> EXERCISE GOAL: Copy the data exactly. Leave nothing out.

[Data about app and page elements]
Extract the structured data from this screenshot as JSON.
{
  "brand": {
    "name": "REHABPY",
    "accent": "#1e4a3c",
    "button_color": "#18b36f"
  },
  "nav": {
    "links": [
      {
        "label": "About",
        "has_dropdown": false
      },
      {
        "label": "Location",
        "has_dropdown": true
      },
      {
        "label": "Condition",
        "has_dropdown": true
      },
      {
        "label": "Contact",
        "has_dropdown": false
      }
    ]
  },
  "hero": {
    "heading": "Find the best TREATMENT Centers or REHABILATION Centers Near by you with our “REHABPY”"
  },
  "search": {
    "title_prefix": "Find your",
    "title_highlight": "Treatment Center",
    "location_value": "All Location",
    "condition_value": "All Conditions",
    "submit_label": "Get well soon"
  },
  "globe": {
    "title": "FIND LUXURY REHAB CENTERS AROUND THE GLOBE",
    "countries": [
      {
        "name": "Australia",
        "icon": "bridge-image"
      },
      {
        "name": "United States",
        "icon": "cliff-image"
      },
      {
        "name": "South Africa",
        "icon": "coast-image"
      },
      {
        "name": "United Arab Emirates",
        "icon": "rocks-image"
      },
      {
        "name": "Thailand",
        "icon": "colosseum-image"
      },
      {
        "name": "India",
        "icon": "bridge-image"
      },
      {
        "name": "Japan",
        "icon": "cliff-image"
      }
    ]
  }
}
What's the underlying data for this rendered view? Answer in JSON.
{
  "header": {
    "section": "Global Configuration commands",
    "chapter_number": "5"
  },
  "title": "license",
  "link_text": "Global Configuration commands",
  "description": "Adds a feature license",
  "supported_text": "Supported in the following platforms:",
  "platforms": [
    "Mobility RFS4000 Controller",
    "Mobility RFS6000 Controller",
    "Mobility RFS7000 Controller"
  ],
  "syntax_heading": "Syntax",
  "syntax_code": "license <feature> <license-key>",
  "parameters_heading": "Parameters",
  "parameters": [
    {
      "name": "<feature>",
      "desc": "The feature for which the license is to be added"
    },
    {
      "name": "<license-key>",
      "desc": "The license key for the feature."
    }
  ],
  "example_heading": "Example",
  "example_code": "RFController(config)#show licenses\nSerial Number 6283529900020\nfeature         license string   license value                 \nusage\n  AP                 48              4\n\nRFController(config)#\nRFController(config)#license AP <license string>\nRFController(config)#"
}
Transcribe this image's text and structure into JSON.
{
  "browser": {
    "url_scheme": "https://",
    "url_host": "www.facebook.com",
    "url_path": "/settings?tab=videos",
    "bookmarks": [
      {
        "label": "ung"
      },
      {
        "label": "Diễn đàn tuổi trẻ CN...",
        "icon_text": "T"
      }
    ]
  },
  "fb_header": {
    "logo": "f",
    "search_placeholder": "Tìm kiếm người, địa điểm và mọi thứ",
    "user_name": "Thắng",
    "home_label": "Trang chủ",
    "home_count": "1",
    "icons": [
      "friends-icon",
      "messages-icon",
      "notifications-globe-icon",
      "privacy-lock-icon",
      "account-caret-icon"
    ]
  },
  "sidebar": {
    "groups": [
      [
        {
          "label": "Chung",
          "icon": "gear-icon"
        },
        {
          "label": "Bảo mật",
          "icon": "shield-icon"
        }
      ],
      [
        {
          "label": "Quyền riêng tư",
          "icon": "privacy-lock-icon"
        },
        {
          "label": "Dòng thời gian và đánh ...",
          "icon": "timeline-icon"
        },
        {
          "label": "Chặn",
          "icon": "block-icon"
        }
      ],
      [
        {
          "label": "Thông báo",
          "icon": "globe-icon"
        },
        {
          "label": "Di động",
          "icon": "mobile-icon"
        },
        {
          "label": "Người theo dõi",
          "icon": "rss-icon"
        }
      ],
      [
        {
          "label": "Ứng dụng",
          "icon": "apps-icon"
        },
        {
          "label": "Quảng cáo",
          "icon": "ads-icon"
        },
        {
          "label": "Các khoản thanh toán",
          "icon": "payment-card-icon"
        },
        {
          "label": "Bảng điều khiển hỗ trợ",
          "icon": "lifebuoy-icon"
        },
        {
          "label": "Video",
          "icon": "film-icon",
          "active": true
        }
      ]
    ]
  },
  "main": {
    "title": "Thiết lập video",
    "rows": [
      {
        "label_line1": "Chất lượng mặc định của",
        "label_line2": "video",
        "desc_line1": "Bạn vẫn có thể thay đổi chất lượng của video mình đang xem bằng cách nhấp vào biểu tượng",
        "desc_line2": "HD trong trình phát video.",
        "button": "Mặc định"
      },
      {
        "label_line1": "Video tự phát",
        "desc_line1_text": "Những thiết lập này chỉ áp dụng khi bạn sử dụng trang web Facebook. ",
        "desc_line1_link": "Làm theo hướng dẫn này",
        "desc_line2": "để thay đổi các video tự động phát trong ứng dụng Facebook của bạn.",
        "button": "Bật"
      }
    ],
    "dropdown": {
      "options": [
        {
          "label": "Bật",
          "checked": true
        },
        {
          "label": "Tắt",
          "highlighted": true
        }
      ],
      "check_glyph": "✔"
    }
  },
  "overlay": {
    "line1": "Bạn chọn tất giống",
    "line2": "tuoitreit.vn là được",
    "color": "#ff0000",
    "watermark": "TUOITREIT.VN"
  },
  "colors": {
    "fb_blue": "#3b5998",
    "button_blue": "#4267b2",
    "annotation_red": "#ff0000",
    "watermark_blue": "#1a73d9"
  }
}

> ANSWER BELOW:
Extract the structured data from this screenshot as JSON.
{
  "brand": {
    "name": "REHABPY",
    "accent": "#1e4a3c",
    "button_color": "#18b36f"
  },
  "nav": {
    "links": [
      {
        "label": "About",
        "has_dropdown": false
      },
      {
        "label": "Location",
        "has_dropdown": true
      },
      {
        "label": "Condition",
        "has_dropdown": true
      },
      {
        "label": "Contact",
        "has_dropdown": false
      }
    ]
  },
  "hero": {
    "heading": "Find the best TREATMENT Centers or REHABILATION Centers Near by you with our “REHABPY”"
  },
  "search": {
    "title_prefix": "Find your",
    "title_highlight": "Treatment Center",
    "location_value": "All Location",
    "condition_value": "All Conditions",
    "submit_label": "Get well soon"
  },
  "globe": {
    "title": "FIND LUXURY REHAB CENTERS AROUND THE GLOBE",
    "countries": [
      {
        "name": "Australia",
        "icon": "bridge-image"
      },
      {
        "name": "United States",
        "icon": "cliff-image"
      },
      {
        "name": "South Africa",
        "icon": "coast-image"
      },
      {
        "name": "United Arab Emirates",
        "icon": "rocks-image"
      },
      {
        "name": "Thailand",
        "icon": "colosseum-image"
      },
      {
        "name": "India",
        "icon": "bridge-image"
      },
      {
        "name": "Japan",
        "icon": "cliff-image"
      }
    ]
  }
}
What's the underlying data for this rendered view? Answer in JSON.
{
  "header": {
    "section": "Global Configuration commands",
    "chapter_number": "5"
  },
  "title": "license",
  "link_text": "Global Configuration commands",
  "description": "Adds a feature license",
  "supported_text": "Supported in the following platforms:",
  "platforms": [
    "Mobility RFS4000 Controller",
    "Mobility RFS6000 Controller",
    "Mobility RFS7000 Controller"
  ],
  "syntax_heading": "Syntax",
  "syntax_code": "license <feature> <license-key>",
  "parameters_heading": "Parameters",
  "parameters": [
    {
      "name": "<feature>",
      "desc": "The feature for which the license is to be added"
    },
    {
      "name": "<license-key>",
      "desc": "The license key for the feature."
    }
  ],
  "example_heading": "Example",
  "example_code": "RFController(config)#show licenses\nSerial Number 6283529900020\nfeature         license string   license value                 \nusage\n  AP                 48              4\n\nRFController(config)#\nRFController(config)#license AP <license string>\nRFController(config)#"
}
Transcribe this image's text and structure into JSON.
{
  "browser": {
    "url_scheme": "https://",
    "url_host": "www.facebook.com",
    "url_path": "/settings?tab=videos",
    "bookmarks": [
      {
        "label": "ung"
      },
      {
        "label": "Diễn đàn tuổi trẻ CN...",
        "icon_text": "T"
      }
    ]
  },
  "fb_header": {
    "logo": "f",
    "search_placeholder": "Tìm kiếm người, địa điểm và mọi thứ",
    "user_name": "Thắng",
    "home_label": "Trang chủ",
    "home_count": "1",
    "icons": [
      "friends-icon",
      "messages-icon",
      "notifications-globe-icon",
      "privacy-lock-icon",
      "account-caret-icon"
    ]
  },
  "sidebar": {
    "groups": [
      [
        {
          "label": "Chung",
          "icon": "gear-icon"
        },
        {
          "label": "Bảo mật",
          "icon": "shield-icon"
        }
      ],
      [
        {
          "label": "Quyền riêng tư",
          "icon": "privacy-lock-icon"
        },
        {
          "label": "Dòng thời gian và đánh ...",
          "icon": "timeline-icon"
        },
        {
          "label": "Chặn",
          "icon": "block-icon"
        }
      ],
      [
        {
          "label": "Thông báo",
          "icon": "globe-icon"
        },
        {
          "label": "Di động",
          "icon": "mobile-icon"
        },
        {
          "label": "Người theo dõi",
          "icon": "rss-icon"
        }
      ],
      [
        {
          "label": "Ứng dụng",
          "icon": "apps-icon"
        },
        {
          "label": "Quảng cáo",
          "icon": "ads-icon"
        },
        {
          "label": "Các khoản thanh toán",
          "icon": "payment-card-icon"
        },
        {
          "label": "Bảng điều khiển hỗ trợ",
          "icon": "lifebuoy-icon"
        },
        {
          "label": "Video",
          "icon": "film-icon",
          "active": true
        }
      ]
    ]
  },
  "main": {
    "title": "Thiết lập video",
    "rows": [
      {
        "label_line1": "Chất lượng mặc định của",
        "label_line2": "video",
        "desc_line1": "Bạn vẫn có thể thay đổi chất lượng của video mình đang xem bằng cách nhấp vào biểu tượng",
        "desc_line2": "HD trong trình phát video.",
        "button": "Mặc định"
      },
      {
        "label_line1": "Video tự phát",
        "desc_line1_text": "Những thiết lập này chỉ áp dụng khi bạn sử dụng trang web Facebook. ",
        "desc_line1_link": "Làm theo hướng dẫn này",
        "desc_line2": "để thay đổi các video tự động phát trong ứng dụng Facebook của bạn.",
        "button": "Bật"
      }
    ],
    "dropdown": {
      "options": [
        {
          "label": "Bật",
          "checked": true
        },
        {
          "label": "Tắt",
          "highlighted": true
        }
      ],
      "check_glyph": "✔"
    }
  },
  "overlay": {
    "line1": "Bạn chọn tất giống",
    "line2": "tuoitreit.vn là được",
    "color": "#ff0000",
    "watermark": "TUOITREIT.VN"
  },
  "colors": {
    "fb_blue": "#3b5998",
    "button_blue": "#4267b2",
    "annotation_red": "#ff0000",
    "watermark_blue": "#1a73d9"
  }
}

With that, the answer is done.